Master of Science (MS)
Coast redwood, fuel reduction, prescribed fire, Sequoia sempervirens, stand composition, tanoak
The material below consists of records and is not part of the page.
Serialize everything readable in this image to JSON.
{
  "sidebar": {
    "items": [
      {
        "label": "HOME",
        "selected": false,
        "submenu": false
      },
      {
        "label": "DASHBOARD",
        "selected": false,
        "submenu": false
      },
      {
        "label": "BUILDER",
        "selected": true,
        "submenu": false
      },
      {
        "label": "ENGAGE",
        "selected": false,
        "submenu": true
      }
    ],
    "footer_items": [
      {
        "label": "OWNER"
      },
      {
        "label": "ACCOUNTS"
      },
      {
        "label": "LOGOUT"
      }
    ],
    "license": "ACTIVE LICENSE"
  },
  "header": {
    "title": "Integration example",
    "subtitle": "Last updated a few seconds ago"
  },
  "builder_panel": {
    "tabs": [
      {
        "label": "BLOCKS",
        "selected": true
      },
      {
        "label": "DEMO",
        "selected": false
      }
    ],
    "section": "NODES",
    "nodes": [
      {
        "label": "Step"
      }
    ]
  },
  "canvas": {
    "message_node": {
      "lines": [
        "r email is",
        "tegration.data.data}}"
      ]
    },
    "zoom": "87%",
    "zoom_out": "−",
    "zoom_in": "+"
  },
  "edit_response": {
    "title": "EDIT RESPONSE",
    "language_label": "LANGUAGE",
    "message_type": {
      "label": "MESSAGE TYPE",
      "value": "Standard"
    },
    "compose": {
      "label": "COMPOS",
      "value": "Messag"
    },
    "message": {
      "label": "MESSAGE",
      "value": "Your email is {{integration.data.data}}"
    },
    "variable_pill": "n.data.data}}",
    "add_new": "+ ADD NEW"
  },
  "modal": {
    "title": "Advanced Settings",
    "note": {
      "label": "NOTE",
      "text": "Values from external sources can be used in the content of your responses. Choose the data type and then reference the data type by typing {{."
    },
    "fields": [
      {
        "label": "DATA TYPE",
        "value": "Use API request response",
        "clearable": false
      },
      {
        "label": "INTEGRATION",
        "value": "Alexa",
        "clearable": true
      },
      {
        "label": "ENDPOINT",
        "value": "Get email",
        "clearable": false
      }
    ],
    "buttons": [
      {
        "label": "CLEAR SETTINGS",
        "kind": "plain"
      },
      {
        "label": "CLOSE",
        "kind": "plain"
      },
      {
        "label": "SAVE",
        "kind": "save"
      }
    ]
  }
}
With the prevalence of catastrophic wildfires increasing as a response to a century of widespread fire suppression, shifts in weather patterns, and other external factors, land managers throughout the United States have sought methods to increase the resiliency of landscapes to fire. With a host of adaptations to periodic disturbance, S. sempervirens has a competitive advantage over other species when fire is present. Utilizing sixty 10-meter diameter plots from sites previously burned in 1999, 2007, and 2011, and 60 unburned control sites, data was collected on forest stand composition and structure as well as understory species composition and dominance. Line intercept transects were used to assess downed woody fuel accumulation and receptive fuel bed depth. Permutational multivariate analysis of variance (PERMANOVA) results indicated statistically significant differences in stand composition, fuel load, and receptive fuel bed depth metrics. Kruskal Wallis and Spearman’s rank order correlation indicated increased density of juvenile and mature hardwood tree and shrub species, increased duff and litter depths, and increased load of coarse woody fuels in plots that had not experienced prescribed fire, while dominant overstory canopy species and understory non-woody plant species remained equivalent between treatments. These results suggest that prescribed fire can provide beneficial reductions in fuel load and juvenile tree and shrub species density without impacting overstory canopy or shade tolerant understory species.
Cowman, David, "Coast Redwood Stand Composition, Structure, and Fuel Load Following Prescribed Fire in Big Basin Redwoods State Park" (2020). Master's Theses. 5091.